- [ABOUT THIS TASK]
For the records below, the count of lines that hold "excerpt" is required; give only that number.

Items from an interface collection
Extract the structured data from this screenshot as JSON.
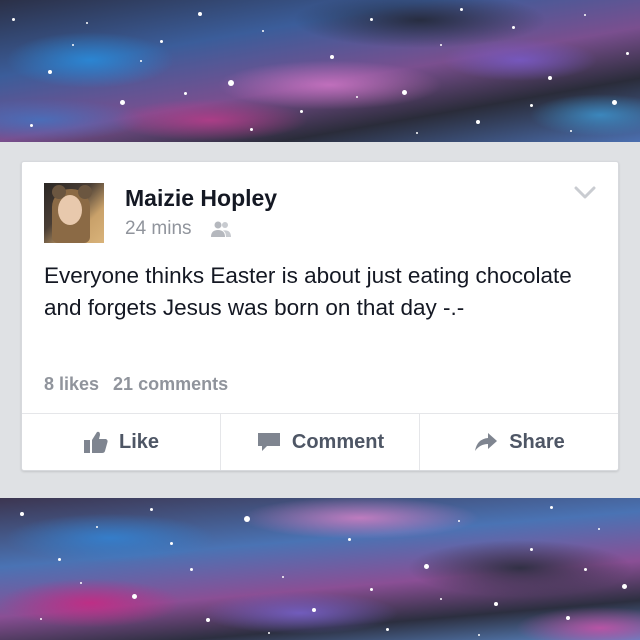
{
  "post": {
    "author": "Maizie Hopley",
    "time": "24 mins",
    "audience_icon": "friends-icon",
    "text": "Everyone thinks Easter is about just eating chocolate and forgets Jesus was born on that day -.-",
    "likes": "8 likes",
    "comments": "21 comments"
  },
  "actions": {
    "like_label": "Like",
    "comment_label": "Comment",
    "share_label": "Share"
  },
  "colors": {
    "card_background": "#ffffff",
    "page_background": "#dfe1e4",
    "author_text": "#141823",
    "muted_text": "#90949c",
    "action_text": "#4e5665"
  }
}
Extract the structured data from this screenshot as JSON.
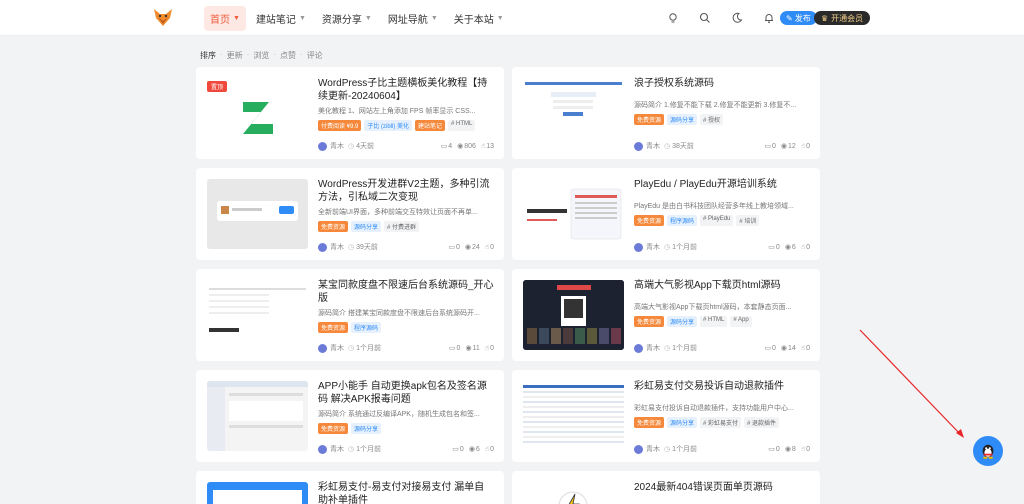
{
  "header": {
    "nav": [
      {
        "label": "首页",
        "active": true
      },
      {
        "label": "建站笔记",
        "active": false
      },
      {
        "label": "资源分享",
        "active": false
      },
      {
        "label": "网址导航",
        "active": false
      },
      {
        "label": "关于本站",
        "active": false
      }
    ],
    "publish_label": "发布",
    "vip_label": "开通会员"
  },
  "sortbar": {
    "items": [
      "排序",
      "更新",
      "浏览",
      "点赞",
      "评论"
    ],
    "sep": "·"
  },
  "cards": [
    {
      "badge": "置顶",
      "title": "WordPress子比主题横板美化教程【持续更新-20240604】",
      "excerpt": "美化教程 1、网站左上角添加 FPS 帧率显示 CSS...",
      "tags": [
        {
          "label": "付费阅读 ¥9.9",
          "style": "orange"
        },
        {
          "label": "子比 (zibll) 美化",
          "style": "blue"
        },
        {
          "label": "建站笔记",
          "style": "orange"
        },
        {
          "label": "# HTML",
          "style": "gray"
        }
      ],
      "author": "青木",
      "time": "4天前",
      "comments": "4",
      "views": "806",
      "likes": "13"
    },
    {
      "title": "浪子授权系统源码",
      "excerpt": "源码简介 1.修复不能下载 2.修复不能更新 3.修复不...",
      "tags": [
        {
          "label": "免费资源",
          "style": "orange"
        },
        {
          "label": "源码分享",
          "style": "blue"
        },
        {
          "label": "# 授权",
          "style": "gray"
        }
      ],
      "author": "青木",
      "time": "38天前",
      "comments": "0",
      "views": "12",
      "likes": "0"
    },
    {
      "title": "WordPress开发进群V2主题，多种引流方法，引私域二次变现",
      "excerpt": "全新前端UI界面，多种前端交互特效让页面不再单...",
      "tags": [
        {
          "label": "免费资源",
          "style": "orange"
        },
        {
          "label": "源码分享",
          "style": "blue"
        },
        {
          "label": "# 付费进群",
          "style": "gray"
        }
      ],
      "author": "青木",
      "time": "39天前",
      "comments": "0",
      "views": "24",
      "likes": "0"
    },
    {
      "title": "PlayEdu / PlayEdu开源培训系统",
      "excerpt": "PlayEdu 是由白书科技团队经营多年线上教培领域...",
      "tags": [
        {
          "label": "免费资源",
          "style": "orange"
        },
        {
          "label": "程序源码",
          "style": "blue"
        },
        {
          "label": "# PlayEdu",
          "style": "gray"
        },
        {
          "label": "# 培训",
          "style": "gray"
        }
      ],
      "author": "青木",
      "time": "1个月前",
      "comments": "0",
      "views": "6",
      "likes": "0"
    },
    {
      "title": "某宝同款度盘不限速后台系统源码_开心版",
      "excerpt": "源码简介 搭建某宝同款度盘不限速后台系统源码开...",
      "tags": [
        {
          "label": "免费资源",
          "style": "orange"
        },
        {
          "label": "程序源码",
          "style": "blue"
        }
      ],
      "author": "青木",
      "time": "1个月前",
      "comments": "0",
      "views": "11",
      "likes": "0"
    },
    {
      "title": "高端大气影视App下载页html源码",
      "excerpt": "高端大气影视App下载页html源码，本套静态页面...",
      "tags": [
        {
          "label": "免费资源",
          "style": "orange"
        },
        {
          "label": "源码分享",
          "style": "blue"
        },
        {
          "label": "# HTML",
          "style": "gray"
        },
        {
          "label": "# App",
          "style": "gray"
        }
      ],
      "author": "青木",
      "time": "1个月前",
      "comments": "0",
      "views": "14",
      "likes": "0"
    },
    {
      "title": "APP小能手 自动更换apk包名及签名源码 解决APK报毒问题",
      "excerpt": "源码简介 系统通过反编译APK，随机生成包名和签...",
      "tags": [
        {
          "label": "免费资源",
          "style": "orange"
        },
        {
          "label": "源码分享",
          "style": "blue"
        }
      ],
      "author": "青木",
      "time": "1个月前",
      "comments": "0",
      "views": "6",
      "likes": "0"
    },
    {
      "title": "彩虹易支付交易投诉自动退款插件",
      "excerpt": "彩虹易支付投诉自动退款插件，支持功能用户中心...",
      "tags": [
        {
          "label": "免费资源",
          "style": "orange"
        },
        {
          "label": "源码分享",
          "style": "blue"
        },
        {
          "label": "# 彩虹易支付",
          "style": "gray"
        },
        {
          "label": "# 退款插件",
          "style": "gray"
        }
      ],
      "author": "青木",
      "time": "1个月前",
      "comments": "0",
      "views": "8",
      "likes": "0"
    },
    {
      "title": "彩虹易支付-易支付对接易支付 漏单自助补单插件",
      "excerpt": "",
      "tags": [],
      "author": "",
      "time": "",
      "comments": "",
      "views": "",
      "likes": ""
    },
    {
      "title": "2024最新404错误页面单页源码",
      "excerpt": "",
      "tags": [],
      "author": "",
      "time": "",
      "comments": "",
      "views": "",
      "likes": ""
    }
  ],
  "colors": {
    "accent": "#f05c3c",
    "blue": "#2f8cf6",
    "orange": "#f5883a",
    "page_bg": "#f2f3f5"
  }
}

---

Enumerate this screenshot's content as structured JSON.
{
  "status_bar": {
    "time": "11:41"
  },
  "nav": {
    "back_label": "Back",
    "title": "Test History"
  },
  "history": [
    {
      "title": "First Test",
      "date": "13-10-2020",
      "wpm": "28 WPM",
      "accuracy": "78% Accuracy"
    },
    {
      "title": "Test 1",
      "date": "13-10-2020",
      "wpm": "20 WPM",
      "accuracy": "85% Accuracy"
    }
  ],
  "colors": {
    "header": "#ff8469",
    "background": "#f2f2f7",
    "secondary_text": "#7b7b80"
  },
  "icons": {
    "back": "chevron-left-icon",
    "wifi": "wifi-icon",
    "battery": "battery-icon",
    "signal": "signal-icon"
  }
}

- [RESPONSE]
10